*Task requirements*
Across all the records, filter for lines with the word "number" and copy them.

▶

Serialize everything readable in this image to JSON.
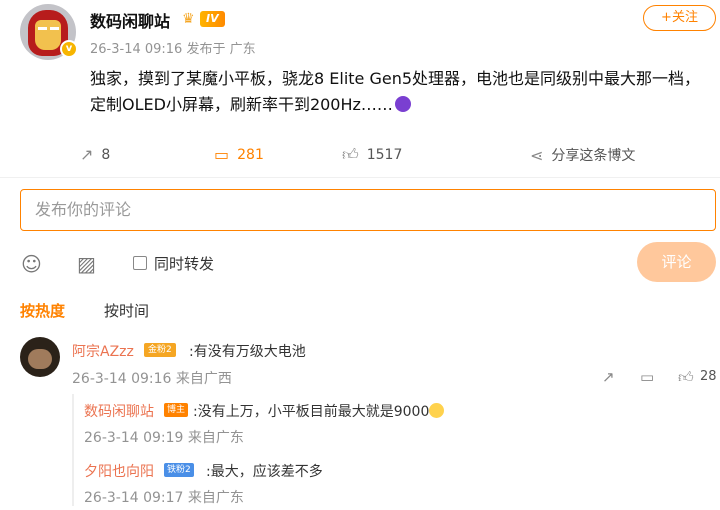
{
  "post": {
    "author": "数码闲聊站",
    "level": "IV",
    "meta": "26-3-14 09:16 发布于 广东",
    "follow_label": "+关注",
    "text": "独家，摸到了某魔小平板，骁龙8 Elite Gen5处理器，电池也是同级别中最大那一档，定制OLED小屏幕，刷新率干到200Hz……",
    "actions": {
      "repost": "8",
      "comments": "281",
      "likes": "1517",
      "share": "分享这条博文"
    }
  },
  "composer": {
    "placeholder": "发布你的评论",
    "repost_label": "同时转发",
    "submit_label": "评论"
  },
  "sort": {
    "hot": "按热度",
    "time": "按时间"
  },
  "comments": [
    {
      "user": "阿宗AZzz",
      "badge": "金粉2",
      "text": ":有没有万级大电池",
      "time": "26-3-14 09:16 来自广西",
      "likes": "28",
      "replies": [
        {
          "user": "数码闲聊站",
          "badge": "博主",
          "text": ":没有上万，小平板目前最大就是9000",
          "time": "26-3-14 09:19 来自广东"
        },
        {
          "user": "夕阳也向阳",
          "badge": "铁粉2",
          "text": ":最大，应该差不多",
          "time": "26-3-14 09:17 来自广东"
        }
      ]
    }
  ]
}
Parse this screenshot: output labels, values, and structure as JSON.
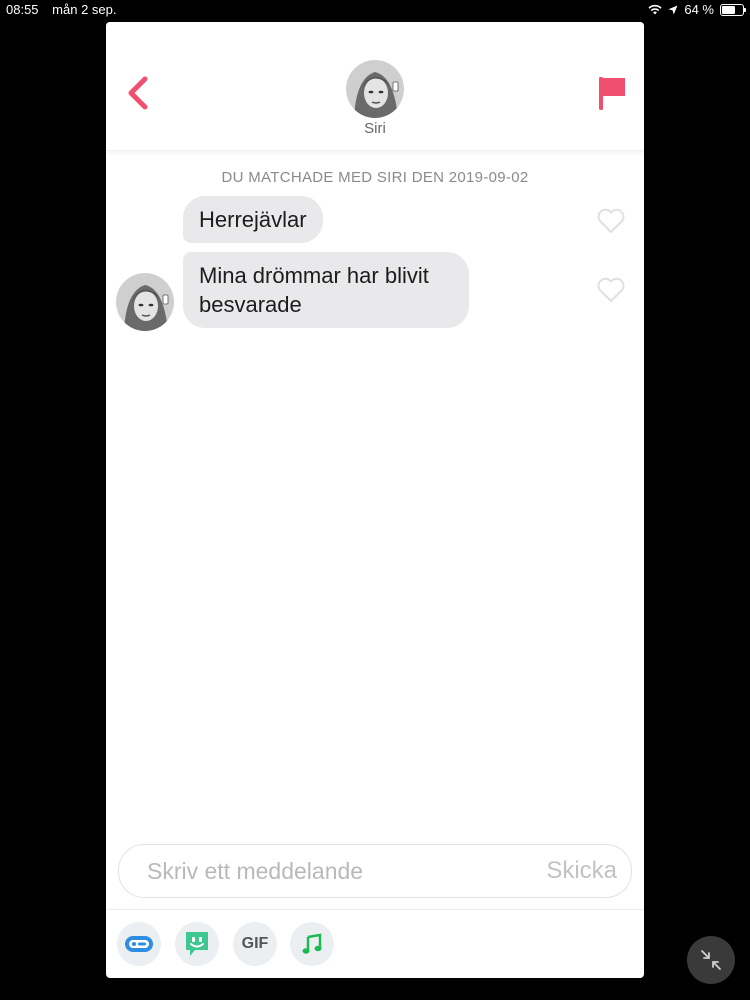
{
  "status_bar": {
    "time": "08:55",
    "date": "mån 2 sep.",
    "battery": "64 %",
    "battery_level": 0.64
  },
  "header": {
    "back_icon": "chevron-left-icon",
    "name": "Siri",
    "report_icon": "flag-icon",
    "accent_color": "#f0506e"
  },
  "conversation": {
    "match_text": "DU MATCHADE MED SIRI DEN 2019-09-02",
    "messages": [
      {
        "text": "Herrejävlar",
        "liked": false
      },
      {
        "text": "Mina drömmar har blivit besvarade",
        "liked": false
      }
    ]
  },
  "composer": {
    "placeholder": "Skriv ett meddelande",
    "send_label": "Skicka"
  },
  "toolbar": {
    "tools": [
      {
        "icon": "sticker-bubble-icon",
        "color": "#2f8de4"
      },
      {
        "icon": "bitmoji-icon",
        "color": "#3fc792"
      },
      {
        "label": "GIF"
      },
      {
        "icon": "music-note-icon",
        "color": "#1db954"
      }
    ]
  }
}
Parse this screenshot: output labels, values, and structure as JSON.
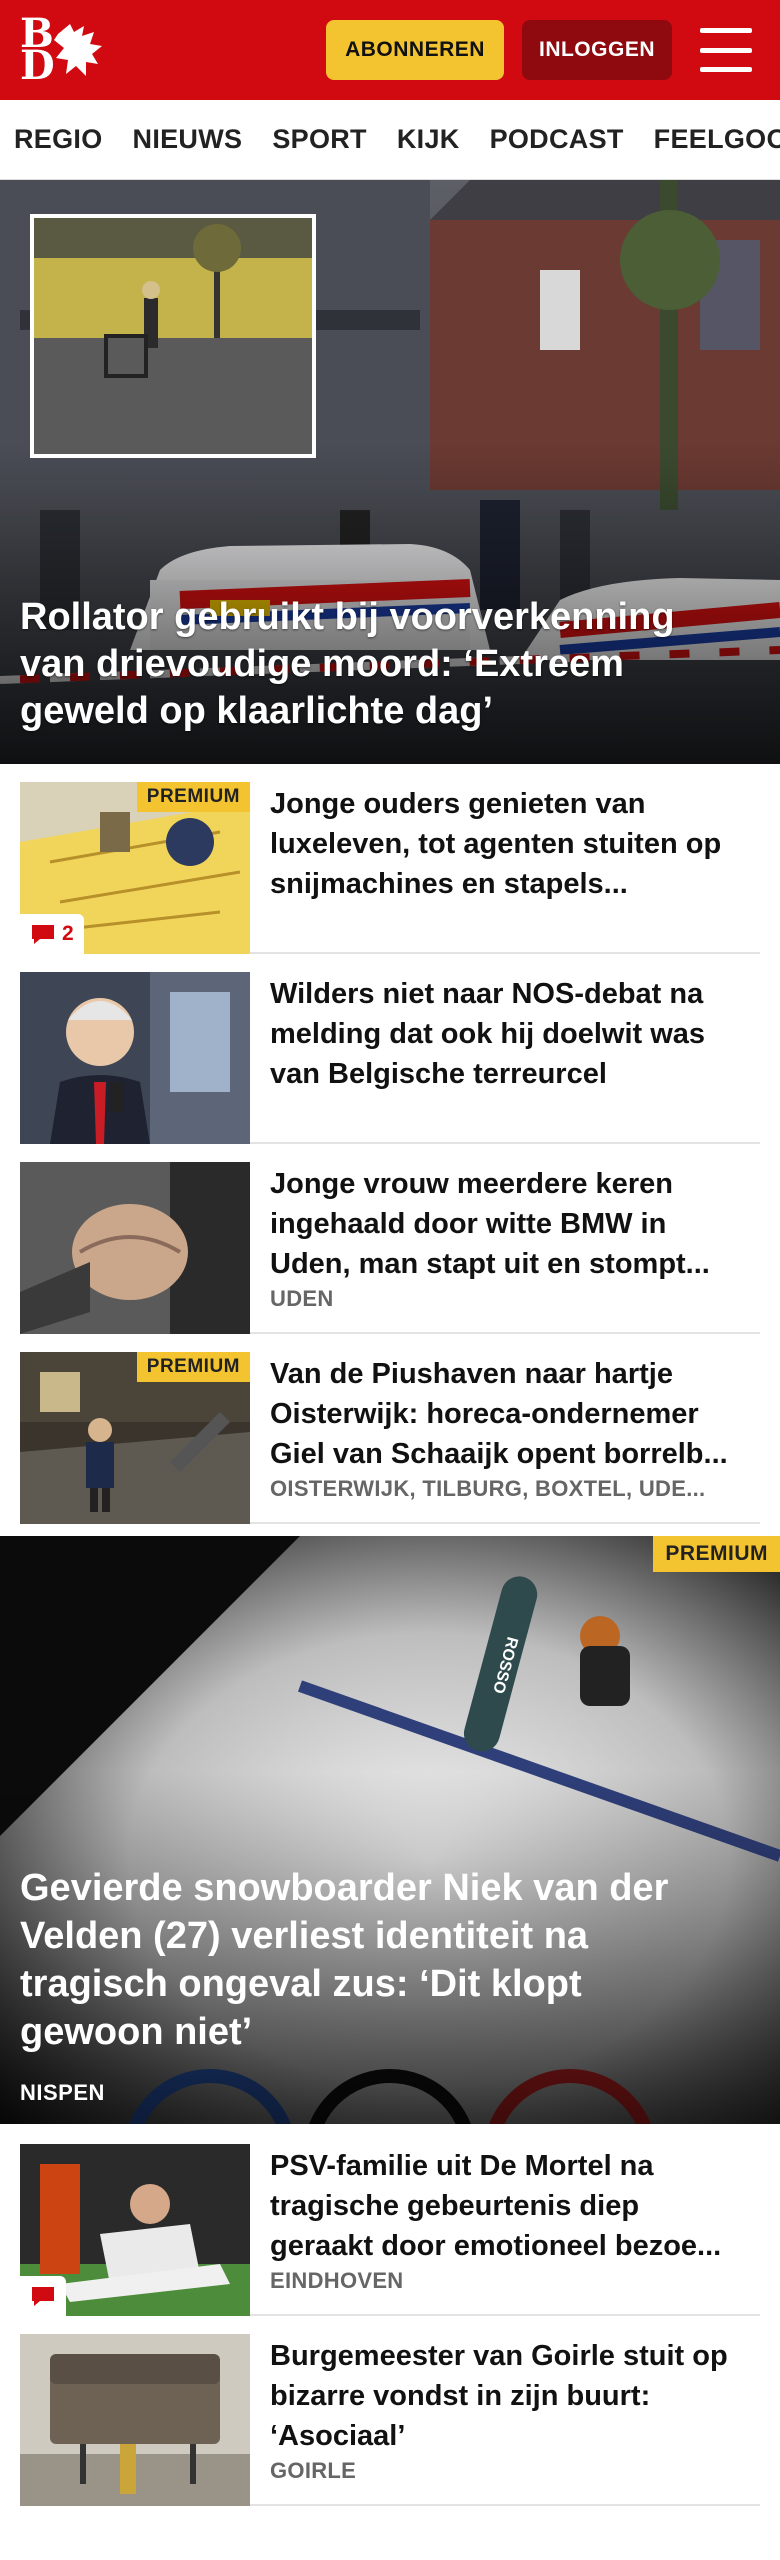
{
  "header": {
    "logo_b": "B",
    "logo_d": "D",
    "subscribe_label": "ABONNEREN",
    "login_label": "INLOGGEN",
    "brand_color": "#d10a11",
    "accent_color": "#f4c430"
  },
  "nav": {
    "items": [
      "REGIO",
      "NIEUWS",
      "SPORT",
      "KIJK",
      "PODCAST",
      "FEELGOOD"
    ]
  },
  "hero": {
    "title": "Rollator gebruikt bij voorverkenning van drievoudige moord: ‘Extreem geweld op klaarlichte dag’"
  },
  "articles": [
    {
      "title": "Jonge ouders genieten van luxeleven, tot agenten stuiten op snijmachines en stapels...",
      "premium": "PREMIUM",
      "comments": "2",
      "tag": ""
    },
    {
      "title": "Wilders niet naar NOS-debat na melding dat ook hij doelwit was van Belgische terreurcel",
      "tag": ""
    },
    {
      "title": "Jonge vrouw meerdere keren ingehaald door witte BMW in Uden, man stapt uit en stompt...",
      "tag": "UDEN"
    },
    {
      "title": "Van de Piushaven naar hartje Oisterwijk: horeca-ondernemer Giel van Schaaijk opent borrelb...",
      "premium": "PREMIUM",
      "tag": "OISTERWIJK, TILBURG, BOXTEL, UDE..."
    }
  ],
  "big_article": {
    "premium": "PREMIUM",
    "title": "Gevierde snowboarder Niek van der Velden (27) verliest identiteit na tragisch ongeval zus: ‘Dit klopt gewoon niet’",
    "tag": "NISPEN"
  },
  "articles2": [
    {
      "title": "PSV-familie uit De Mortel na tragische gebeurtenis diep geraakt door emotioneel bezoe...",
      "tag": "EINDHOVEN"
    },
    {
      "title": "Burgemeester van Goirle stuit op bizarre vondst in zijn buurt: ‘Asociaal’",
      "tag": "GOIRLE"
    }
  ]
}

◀
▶

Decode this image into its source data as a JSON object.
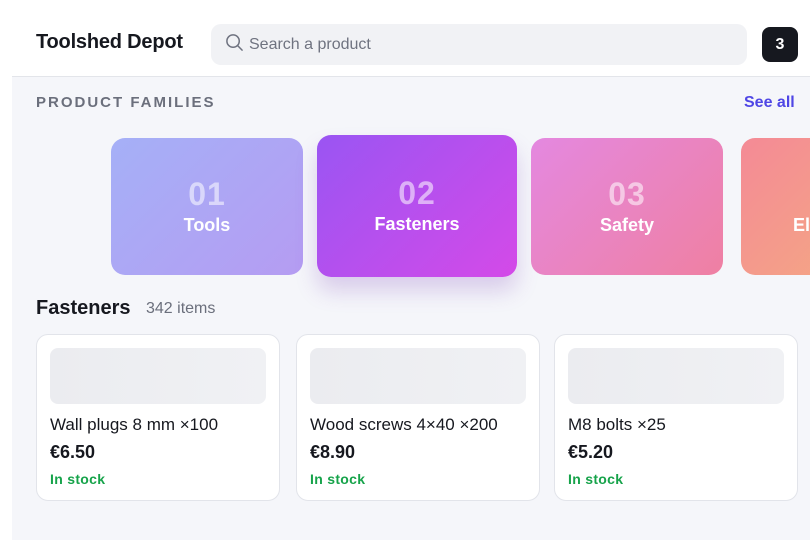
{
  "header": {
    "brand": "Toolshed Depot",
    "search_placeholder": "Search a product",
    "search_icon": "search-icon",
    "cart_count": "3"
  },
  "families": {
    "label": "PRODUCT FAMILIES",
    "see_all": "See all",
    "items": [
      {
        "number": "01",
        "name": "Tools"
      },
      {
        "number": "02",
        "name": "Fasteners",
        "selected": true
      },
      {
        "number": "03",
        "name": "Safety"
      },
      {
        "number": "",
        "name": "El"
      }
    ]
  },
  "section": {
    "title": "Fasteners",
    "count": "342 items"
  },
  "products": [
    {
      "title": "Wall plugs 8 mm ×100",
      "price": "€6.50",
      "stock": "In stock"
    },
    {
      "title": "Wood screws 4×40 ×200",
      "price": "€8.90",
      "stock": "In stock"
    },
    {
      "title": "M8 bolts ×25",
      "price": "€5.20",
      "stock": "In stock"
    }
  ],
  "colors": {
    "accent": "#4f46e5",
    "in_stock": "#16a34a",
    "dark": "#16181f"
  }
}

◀
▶

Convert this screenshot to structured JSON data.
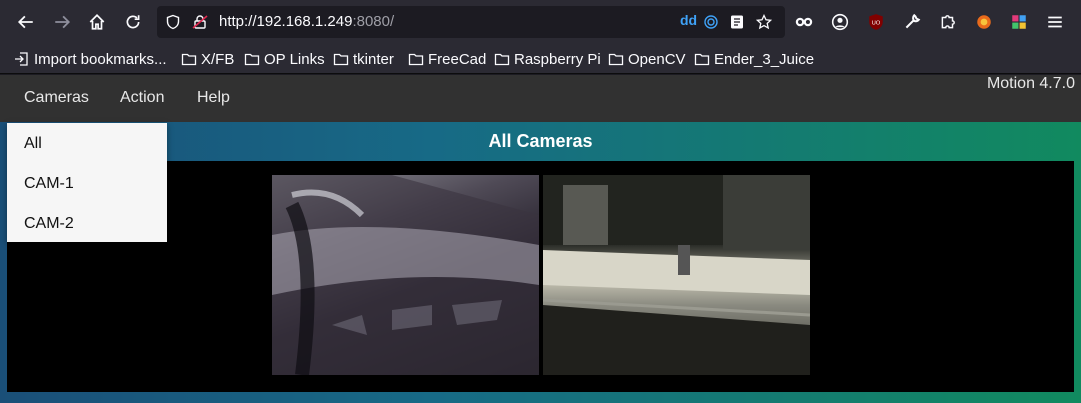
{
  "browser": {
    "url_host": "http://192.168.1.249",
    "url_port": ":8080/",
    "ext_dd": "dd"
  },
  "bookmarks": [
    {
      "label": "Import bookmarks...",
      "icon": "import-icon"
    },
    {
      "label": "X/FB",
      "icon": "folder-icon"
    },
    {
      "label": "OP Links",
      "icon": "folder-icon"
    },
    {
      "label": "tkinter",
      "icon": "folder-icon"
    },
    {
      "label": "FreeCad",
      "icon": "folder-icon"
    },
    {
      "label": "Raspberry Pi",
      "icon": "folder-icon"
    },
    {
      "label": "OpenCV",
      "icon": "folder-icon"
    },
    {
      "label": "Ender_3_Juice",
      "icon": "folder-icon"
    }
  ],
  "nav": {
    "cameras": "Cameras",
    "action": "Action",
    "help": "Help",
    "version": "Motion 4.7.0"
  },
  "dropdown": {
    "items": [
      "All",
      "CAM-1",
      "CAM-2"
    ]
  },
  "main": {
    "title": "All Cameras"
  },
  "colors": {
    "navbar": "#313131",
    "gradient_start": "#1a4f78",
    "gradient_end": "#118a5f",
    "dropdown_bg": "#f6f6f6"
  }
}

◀

*Answer box*
        "number": "01",
        "number": "02",
        "number": "03",
        "number": "",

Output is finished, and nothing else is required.